Boeing Starliner's first attempt to launch NASA astronauts ends in scrub

Officials said Tuesday morning the earliest they would attempt another launch would be Friday. There is another launch window on Saturday.

CAPE CANAVERAL, Fla. – Boeing and NASA teams working toward sending the Starliner spacecraft with two astronauts to the International Space Station are waiting a little longer for the spacecraft's first human spaceflight after Monday's launch attempt was scrubbed.

Following years of delays and additional testing, Boeing's CFT-100 Starliner spacecraft was scheduled to launch NASA astronauts Suni Williams and Butch Wilmore on Monday night to the space station on what is known as the Crew Flight Test (CFT) for Starliner.

Liftoff was scheduled for 10:34 p.m. ET on Monday from Cape Canaveral Space Force Station in Florida. The Starliner is mounted on United Launch Alliance's Atlas V rocket, ready for launch from Space Launch Complex 41. 

By Monday evening, the countdown was underway, and the astronauts had arrived at the launch site. However, nearly 2 hours before launch, ULA’s launch director declared a scrub due to a faulty oxygen relief valve on the Atlas V rocket's second stage. 

ULA CEO Tory Bruno said the valve was "buzzing" loudly enough that the blue team in the launch tower white room helping the astronauts into the capsule could hear the issue. 

Resolving the valve issue would have involved changing the rocket's fueled state, with the crew onboard violating the flight rules. After the crew was off the rocket and the valve was cycled, the buzzing stopped.

"If it were a satellite, we would have simply cycled the valve, the buzzing would have stopped, finished the count and launched," Bruno said. "That's not what we planned for crew missions. So we stay with the rules and procedures."

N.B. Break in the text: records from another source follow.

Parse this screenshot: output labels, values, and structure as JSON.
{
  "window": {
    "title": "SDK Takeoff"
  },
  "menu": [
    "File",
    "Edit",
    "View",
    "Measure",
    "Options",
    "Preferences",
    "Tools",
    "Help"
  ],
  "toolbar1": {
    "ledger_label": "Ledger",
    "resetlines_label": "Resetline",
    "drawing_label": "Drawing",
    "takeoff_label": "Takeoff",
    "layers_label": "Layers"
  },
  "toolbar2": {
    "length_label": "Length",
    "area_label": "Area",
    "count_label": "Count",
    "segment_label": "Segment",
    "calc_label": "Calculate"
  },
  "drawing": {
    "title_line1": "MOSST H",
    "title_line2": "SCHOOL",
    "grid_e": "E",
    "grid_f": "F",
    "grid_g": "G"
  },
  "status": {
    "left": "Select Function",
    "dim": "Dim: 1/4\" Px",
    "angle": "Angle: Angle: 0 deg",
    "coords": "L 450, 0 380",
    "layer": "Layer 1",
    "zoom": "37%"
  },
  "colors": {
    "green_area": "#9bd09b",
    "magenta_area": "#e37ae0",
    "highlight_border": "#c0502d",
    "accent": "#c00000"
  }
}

ULA's team will work through the night to determine if the valve has enough lifespan to try another launch attempt later this week. Officials said Tuesday morning the earliest they would attempt another launch would be Friday. There is another launch window on Saturday.

If the valve requires replacement, the rocket will roll back to the ULA's vehicle integration facility, and the valve will be replaced. That would mean it will be several days before the Atlas V is ready to launch again.

Prior to the scrub, Williams and Wilmore were helped into their "Boeing Blue" flight suits in the Operations and Checkout Building at KSC. The pair then waved and said goodbye to family and friends before being driven to the launchpad in the Astrovan II. 

Boeing Commercial Crew Program manager Mark Nappi said before the launch was called off the countdown was going smoothly and even about 45 minutes ahead of schedule.

When it happens, the liftoff will mark the 100th mission for ULA's workhorse rocket and the rocket's first mission supporting human spaceflight.

The final Starliner test comes after more than 10 years of testing and development. In 2014, NASA awarded contracts to Boeing and SpaceX to fly astronauts to the ISS with commercial spacecraft. A crewless Starliner launched to the ISS two years ago and returned to Earth during an orbital flight test (OFT). 


Starliner was set to launch Williams and Wilmore last summer, but Boeing managers revealed new issues with the spacecraft after further examining data from Starliner's OFT orbital flight test in May 2022. Boeing launched an orbital test flight without astronauts twice because of a botched first attempt in 2019 that failed to reach the ISS. 

Both astronauts are retired Navy captains going to space for the third time. As the CFT crew, the astronauts will test out Starliner's capability to certify the spacecraft for future astronaut missions. As former Navy test pilots, both astronauts say it is an honor. 

"I sort of have to pinch myself a little bit to understand we're actually going," Williams told reporters this week. 

The veteran astronauts will spend about a week on the International Space Station testing Starliner's systems before returning to Earth. 

A successful CFT will culminate in a soft landing of the Starliner spacecraft in the Southwest desert.